(Interface dataset entries)

⟨

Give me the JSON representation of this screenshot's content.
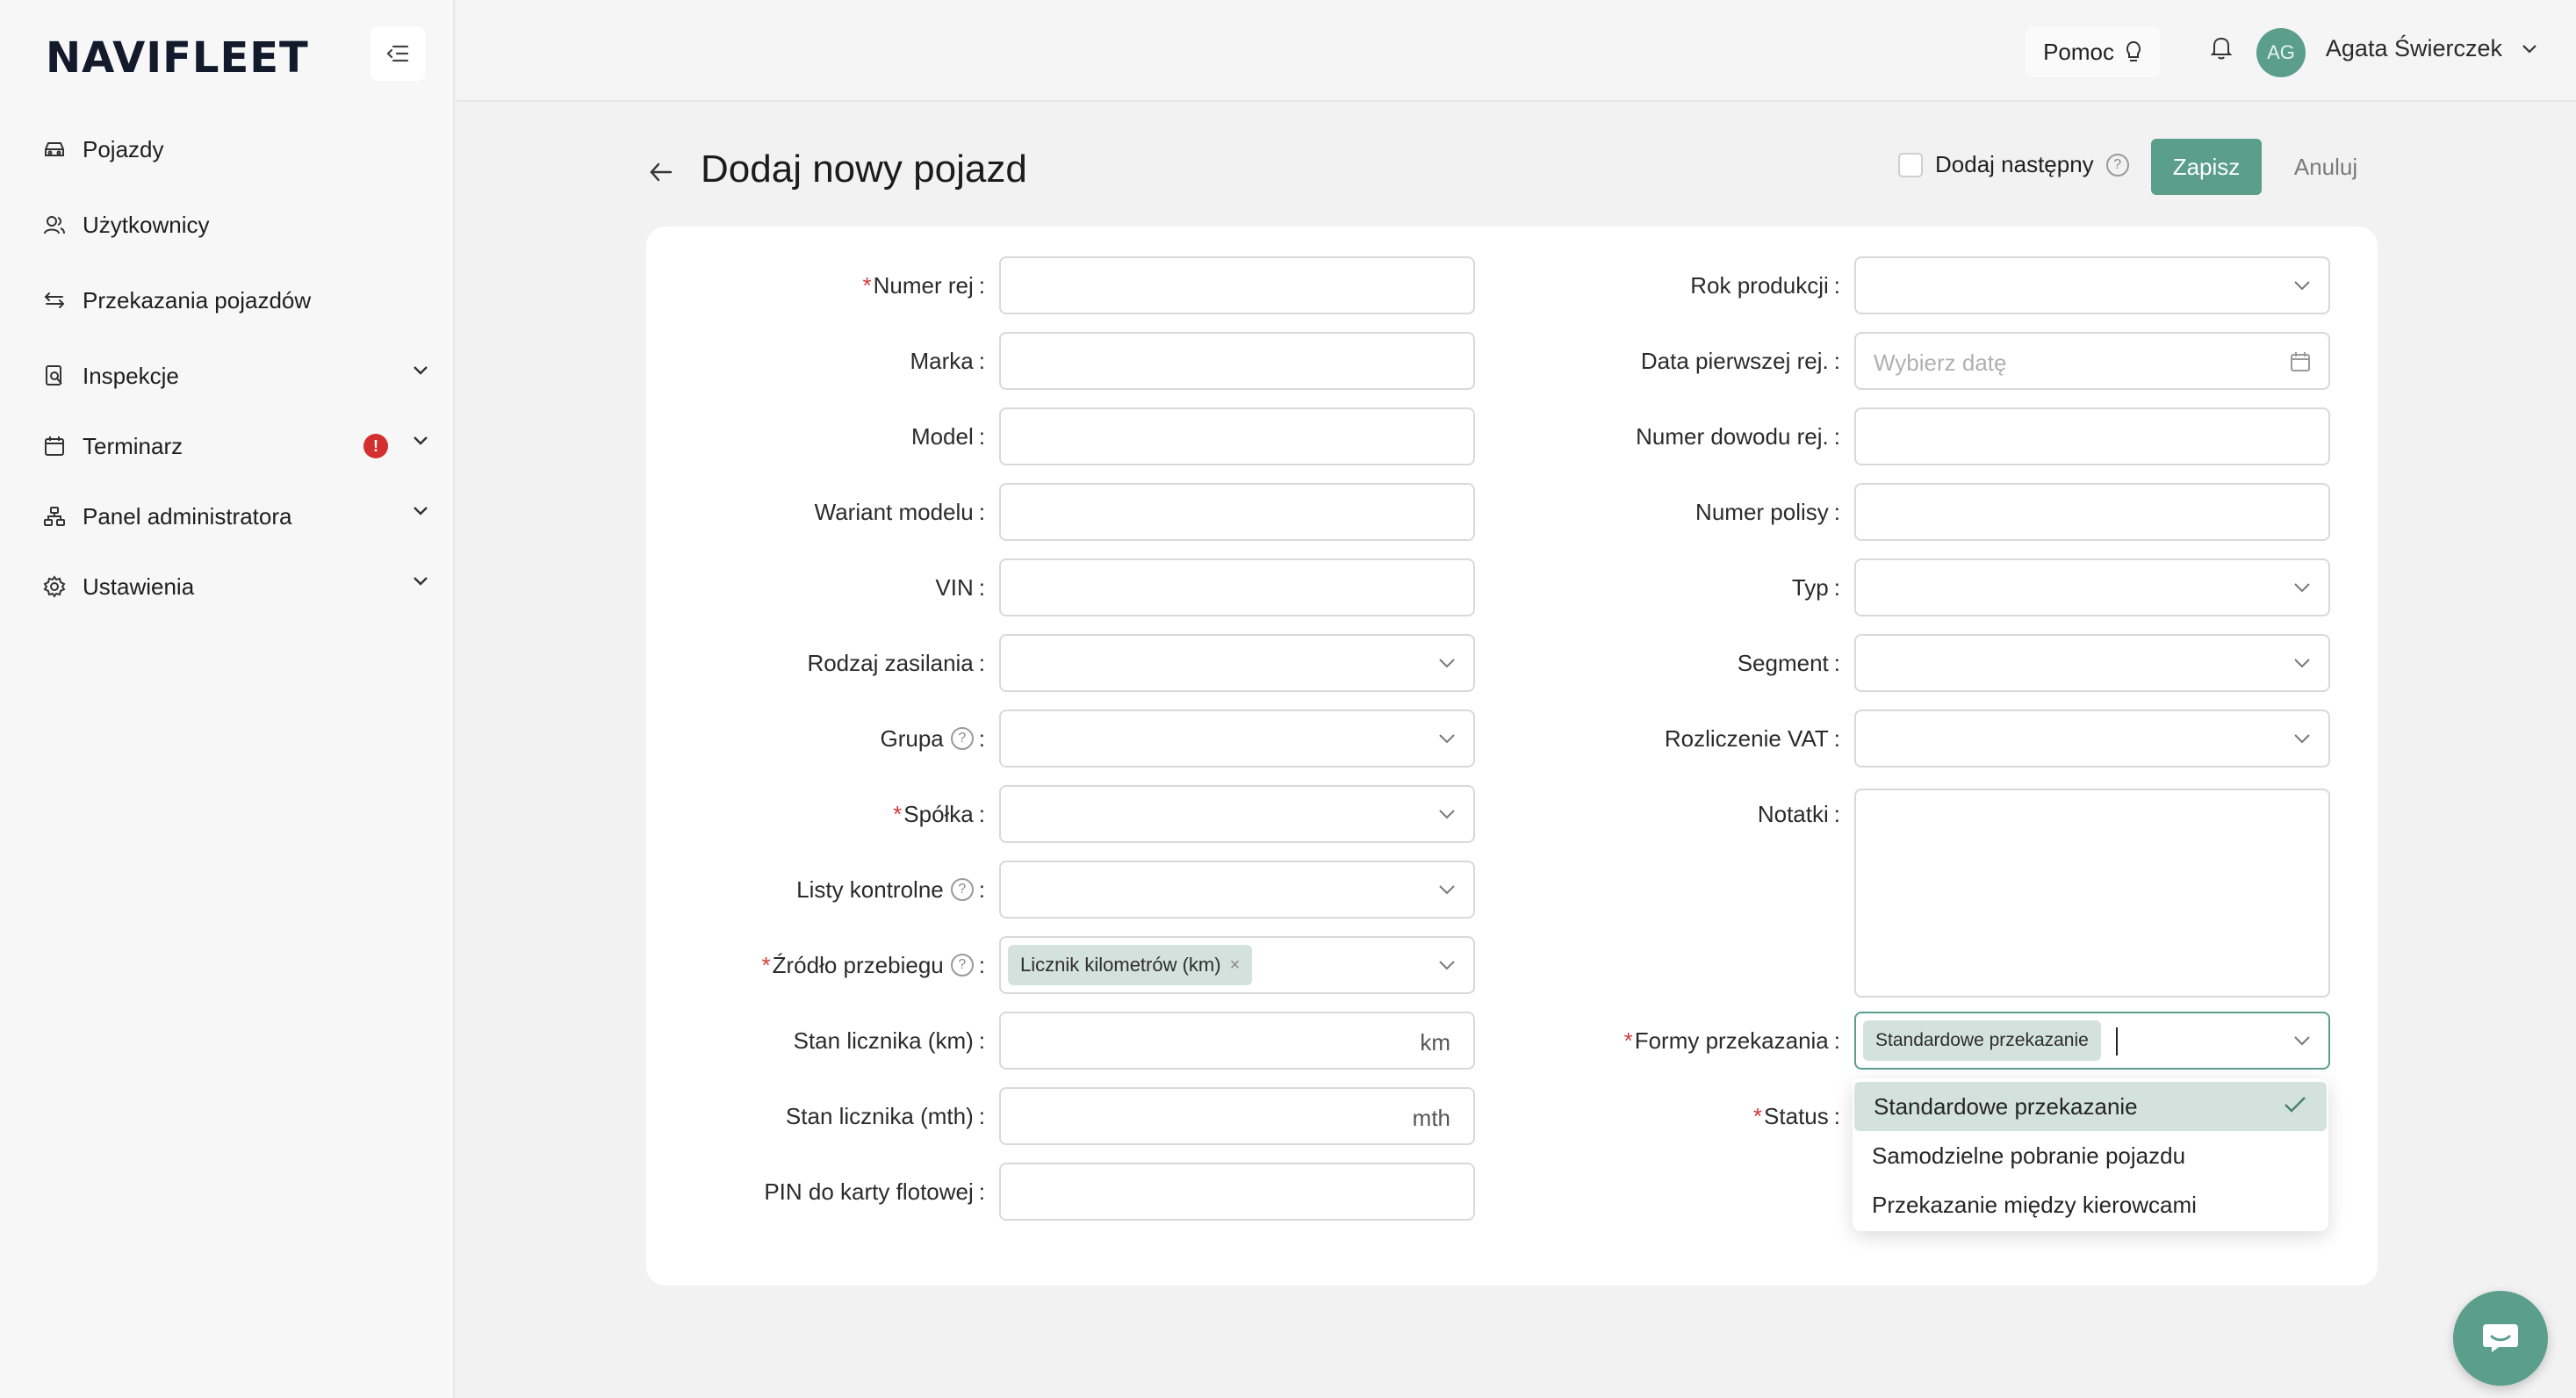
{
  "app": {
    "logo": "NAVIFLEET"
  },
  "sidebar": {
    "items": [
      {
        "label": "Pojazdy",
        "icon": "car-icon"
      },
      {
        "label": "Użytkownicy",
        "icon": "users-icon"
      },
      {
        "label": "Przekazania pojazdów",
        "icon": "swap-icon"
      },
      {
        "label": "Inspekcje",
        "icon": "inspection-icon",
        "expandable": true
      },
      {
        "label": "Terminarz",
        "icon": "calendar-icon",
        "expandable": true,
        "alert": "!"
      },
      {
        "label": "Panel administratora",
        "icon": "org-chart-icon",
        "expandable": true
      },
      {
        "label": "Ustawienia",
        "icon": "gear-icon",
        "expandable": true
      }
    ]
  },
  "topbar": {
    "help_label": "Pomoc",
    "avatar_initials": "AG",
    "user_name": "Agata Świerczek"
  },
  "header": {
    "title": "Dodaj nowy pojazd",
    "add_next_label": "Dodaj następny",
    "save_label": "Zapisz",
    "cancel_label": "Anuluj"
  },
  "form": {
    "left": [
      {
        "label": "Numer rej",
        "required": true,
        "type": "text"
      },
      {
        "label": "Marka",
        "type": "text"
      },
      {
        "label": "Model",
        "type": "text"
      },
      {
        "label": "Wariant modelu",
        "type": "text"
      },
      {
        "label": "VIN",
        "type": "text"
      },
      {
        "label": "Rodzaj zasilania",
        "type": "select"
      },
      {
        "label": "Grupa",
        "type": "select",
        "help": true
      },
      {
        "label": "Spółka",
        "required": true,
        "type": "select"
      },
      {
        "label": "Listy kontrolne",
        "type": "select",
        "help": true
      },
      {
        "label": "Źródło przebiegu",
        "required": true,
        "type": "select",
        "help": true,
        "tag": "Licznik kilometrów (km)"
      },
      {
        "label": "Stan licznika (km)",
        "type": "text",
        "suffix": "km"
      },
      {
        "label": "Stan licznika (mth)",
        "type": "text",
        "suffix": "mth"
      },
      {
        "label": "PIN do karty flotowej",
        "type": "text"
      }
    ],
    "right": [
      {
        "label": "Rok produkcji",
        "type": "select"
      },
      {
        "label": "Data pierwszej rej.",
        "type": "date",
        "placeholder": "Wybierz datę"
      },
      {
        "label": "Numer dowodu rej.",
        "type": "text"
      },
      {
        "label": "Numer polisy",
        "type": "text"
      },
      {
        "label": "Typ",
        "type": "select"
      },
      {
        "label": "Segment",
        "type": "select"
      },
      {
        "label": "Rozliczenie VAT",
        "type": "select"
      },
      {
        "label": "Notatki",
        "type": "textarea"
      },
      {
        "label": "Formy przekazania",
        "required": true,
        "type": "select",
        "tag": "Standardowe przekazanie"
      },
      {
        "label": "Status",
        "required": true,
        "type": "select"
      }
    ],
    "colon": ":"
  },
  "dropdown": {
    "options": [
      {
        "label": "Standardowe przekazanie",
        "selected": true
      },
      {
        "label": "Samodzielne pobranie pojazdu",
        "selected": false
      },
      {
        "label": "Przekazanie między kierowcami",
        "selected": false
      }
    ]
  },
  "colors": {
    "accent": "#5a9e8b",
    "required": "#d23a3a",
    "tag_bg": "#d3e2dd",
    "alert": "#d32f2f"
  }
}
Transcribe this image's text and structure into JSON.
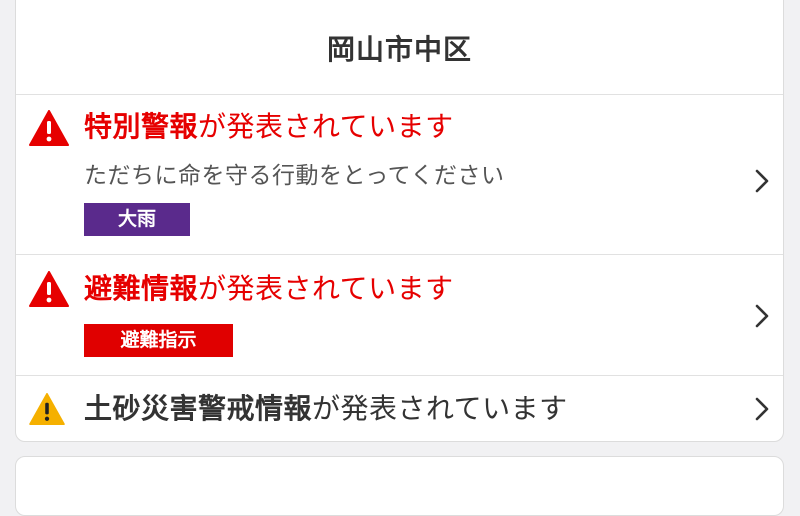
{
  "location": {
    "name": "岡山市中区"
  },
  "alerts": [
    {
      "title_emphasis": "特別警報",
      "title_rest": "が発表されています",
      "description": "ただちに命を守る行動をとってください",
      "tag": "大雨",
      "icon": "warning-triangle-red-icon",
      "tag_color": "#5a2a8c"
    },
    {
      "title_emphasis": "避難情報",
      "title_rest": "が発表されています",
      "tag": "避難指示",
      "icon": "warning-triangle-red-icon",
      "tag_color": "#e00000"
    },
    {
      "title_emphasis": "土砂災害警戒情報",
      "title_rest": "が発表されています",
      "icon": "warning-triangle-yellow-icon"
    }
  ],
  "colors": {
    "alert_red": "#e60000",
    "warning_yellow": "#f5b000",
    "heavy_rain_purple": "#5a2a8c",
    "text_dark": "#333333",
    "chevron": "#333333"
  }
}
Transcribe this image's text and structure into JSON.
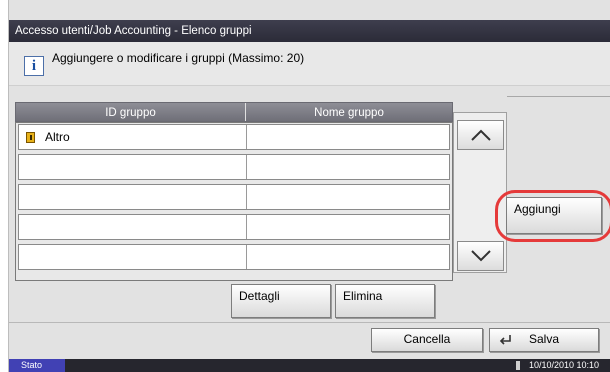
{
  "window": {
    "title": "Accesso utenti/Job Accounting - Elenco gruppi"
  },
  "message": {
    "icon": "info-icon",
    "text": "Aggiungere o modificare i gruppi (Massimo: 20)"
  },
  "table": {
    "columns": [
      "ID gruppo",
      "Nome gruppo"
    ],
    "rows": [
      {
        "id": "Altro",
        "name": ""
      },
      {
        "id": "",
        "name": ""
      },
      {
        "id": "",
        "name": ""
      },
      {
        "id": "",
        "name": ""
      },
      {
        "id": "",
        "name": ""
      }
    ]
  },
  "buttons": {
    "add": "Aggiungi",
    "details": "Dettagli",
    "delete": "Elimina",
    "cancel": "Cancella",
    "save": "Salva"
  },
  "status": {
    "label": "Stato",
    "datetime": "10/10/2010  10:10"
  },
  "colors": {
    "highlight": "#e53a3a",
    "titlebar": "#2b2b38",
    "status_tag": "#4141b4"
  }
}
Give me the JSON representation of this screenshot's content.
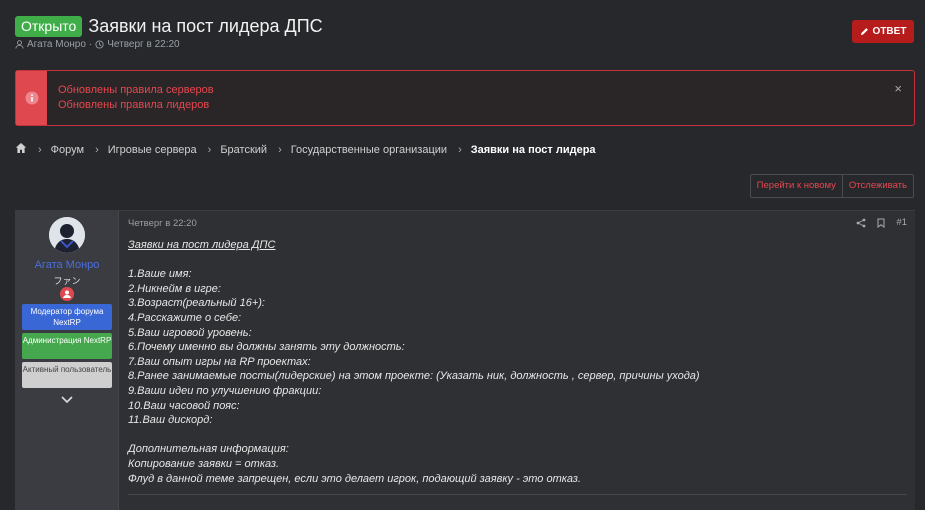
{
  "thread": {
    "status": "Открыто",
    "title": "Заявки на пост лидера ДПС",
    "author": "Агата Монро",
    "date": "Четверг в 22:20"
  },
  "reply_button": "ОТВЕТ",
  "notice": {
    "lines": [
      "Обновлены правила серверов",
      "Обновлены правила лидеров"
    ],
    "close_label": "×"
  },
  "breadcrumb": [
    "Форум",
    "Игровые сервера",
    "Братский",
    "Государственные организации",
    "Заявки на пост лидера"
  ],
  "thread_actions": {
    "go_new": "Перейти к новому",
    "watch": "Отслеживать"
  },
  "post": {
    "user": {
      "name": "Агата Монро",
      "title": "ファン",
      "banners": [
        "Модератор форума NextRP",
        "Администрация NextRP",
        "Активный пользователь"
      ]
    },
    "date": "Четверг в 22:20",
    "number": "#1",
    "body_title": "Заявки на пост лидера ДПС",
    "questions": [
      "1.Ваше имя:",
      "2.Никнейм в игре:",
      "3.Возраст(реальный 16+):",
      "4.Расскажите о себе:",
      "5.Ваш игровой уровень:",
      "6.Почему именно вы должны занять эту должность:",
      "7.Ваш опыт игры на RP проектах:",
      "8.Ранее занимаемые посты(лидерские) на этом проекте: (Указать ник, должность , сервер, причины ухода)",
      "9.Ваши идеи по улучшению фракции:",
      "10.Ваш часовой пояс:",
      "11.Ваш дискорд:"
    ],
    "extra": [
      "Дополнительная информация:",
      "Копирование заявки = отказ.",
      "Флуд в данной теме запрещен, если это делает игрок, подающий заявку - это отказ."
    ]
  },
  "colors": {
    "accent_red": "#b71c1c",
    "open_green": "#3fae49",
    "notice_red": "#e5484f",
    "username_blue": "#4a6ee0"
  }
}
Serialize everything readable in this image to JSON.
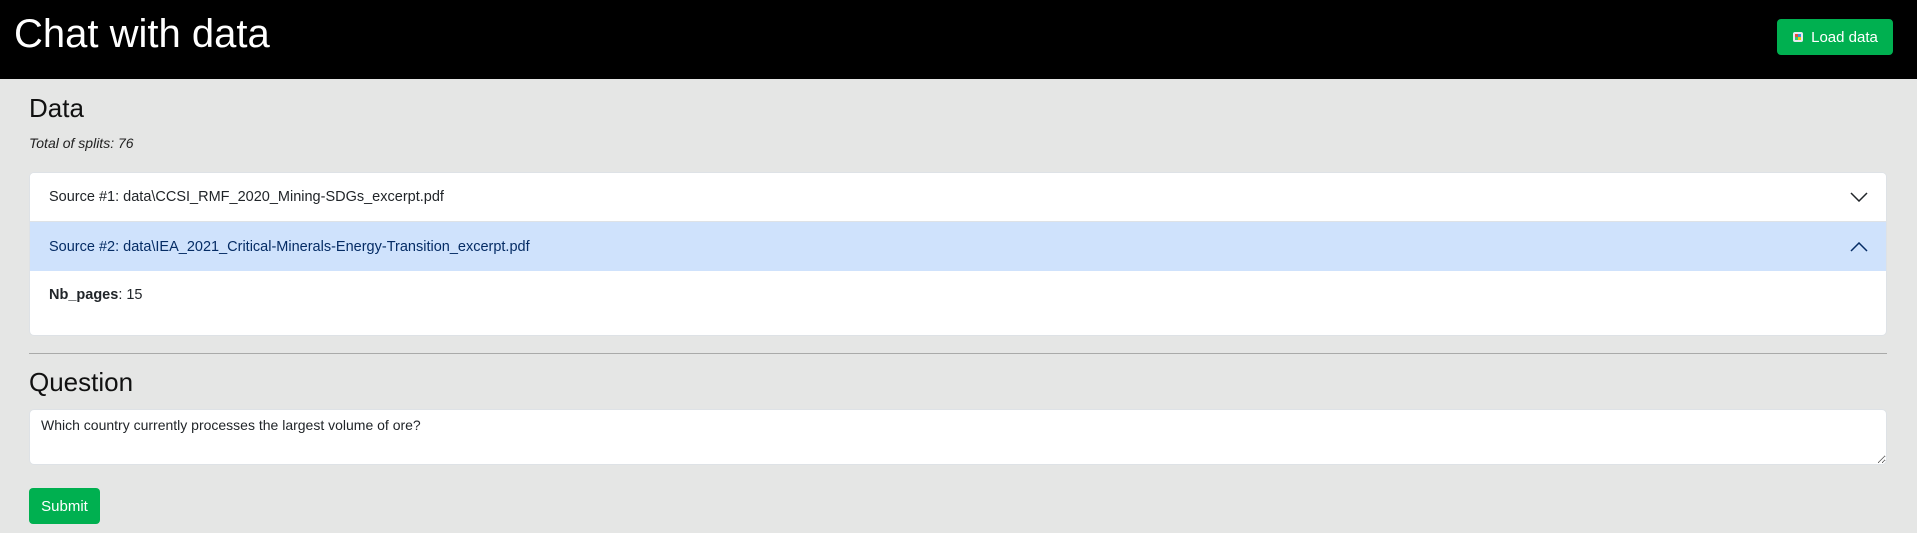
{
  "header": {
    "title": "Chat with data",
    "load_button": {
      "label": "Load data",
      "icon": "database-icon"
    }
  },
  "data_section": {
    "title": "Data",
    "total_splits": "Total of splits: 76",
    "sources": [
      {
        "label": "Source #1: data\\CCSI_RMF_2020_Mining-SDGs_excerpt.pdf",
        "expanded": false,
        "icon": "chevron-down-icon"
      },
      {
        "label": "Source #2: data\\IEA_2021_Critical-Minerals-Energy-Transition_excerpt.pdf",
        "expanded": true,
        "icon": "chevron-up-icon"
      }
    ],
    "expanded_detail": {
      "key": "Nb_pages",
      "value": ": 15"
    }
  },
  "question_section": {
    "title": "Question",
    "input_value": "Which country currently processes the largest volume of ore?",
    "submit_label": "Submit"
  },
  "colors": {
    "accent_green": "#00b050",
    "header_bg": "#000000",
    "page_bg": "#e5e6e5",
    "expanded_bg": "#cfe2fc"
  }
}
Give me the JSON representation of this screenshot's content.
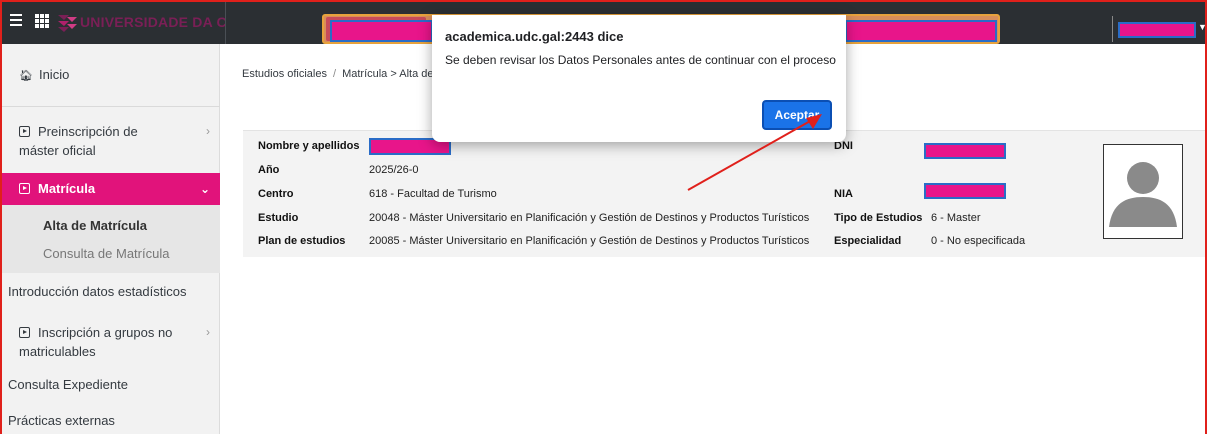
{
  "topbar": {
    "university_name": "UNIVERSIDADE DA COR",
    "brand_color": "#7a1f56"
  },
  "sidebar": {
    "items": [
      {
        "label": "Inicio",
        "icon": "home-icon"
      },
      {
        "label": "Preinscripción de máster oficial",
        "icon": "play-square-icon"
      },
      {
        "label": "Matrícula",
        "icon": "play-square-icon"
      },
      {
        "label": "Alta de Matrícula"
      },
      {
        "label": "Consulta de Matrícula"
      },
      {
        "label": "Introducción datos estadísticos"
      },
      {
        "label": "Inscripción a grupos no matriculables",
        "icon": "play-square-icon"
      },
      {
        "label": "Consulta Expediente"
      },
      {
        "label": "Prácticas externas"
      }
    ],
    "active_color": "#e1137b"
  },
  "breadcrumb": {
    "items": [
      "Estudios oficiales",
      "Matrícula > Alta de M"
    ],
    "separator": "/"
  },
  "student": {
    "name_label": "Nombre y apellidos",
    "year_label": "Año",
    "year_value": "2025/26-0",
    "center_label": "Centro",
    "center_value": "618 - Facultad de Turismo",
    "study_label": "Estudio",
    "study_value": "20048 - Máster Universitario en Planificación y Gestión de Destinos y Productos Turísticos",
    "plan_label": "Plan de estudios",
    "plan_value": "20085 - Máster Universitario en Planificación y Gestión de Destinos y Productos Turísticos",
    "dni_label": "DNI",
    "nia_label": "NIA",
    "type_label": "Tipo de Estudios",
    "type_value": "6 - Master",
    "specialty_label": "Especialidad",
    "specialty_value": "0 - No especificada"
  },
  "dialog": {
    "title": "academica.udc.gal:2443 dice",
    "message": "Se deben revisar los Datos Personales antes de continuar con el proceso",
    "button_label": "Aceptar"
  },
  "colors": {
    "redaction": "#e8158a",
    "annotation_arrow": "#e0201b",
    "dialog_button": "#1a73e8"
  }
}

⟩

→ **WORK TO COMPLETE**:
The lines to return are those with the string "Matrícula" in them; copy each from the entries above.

→ **RESULT**:
        "label": "Matrícula",
        "label": "Alta de Matrícula"
        "label": "Consulta de Matrícula"
      "Matrícula > Alta de M"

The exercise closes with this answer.